In this letter, the White House Counsel Kathryn Ruemmler responds that the subpoenas are “unprecedented.” Unprecedented in what sense? Obviously, congressional committees have issued numerous subpoenas to prior administrations, including subpoenas seeking documents and testimony from White House officials. Such subpoenas were rare before Watergate (and virtually unheard of before World War II), but they have become rather commonplace since. Here are some examples of congressional subpoenas issued to the Bush Administration. During the Clinton Administration, House Government Reform Committee Chairman Dan Burton became something of a legend for the number of subpoenas he issued (reportedly over a thousand), including many to the White House.
Perhaps there is something about these particular subpoenas that makes them, in Ruemmler’s view, “unprecedented.” But nowhere in her letter does she explain what that might be.
Instead, her primary objection seems to be that the subpoenas are “overbroad.” She characterizes the document request as “extremely broad” because it “encompasses all communications within the White House from the beginning of this Administration to the present that refer or relate to Solyndra,” and she suggests that “any document that references Solyndra, even in passing, is arguably responsive to the Committee’s request.” She contends that responding to such an “expansive request” would place “an unreasonable burden on the President’s ability to meet his constitutional duties.” As an example, she cites the fact that the subpoenas would require producing “thousands of pages of news clips” literally responsive to the requests.
It is hard to characterize this objection as anything but silly.
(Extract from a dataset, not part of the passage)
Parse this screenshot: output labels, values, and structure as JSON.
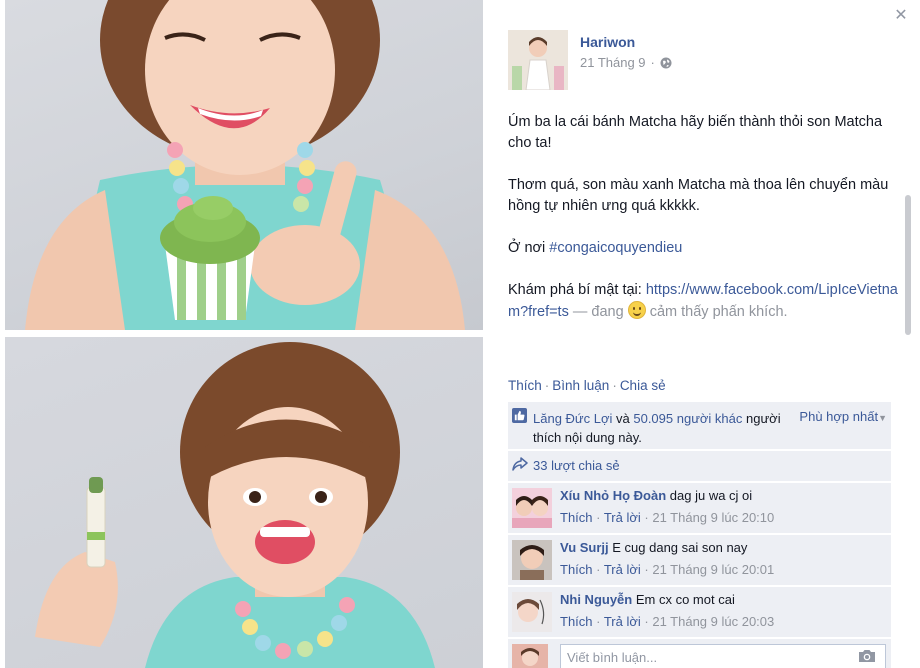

Asking the White House to produce all documents relating to a single small company is hardly placing an undue burden on the presidency. Federal agencies routinely respond to subpoenas and FOIA requests that are far broader in scope. All that needs to be done is to identify those locations most likely to contain responsive documents and to conduct a reasonable search thereof. Since most if not all of those locations will consist of electronic databases, a single search containing the word “Solyndra” would likely suffice.
One wouldn’t think that reviewing and copying all of the White House documents that refer to Solyndra would be that burdensome either. Just how often was Solyndra discussed in the White House, anyway? There presumably are fewer such documents in the White House than there were in the Department of Energy, which has already searched for and produced documents requested by the committee. I am sure that the White House is just as capable as DOE of responding to congressional requests.
I find it difficult to understand what Ruemmler means when she says the subpoenas are “overbroad.” A subpoena that sought all documents related to green energy, or all documents related to loans by DOE, might arguably be characterized as overbroad, but these subpoenas are narrowly targeted to one particular company. Contrary to Ruemmler’s characterization, moreover, they do not even seek all documents that relate to Solyndra. Instead, they are focused solely on documents that relate to the $535 million loan guarantee given to Solyndra. It is difficult to see how the subpoenas could have been any more narrowly drawn.
The only element of overbreadth one can infer from Ruemmler’s letter has to do with the time frame of the documents requested, which stretch back to the beginning of the Obama administration. This hardly seems like an unreasonably long period (less than three years), and it seems unlikely that compressing the period would have much impact on the burden of responding. Furthermore, if there are responsive documents from the beginning of the administration, they would seem to be clearly relevant to the committee’s investigation.
As for Ruemmsler’s concern about the thousands of pages of news clippings responsive to the subpoenas, I have a suggestion. She can withhold these documents and offer to let the committee inspect and copy them if it wishes. Or she can assign the job of copying them to an intern. I hardly think the problem rises to a constitutional level.
The only serious objection that the White House could make to these subpoenas would be one of executive privilege. Ruemmsler’s letter makes no mention of that doctrine, although it does allude to “longstanding and important Executive Branch confidentiality interests.” But the consistent and bipartisan position of the House is that this is the only legitimate ground for refusing to comply with a congressional subpoena. See Letter of May 16, 2008 from House Oversight and Government Reform Committee Chairman Henry Waxman to OIRA Administrator Susan Dudley (“’[T]he only privilege under which the President may withhold subpoenaed documents is executive privilege.’”) (quoting Letter of Apr. 18,1997 from John Rowley, Chief Counsel to Chairman Dan Burton, to Lanny Breuer, Special Counsel to the President).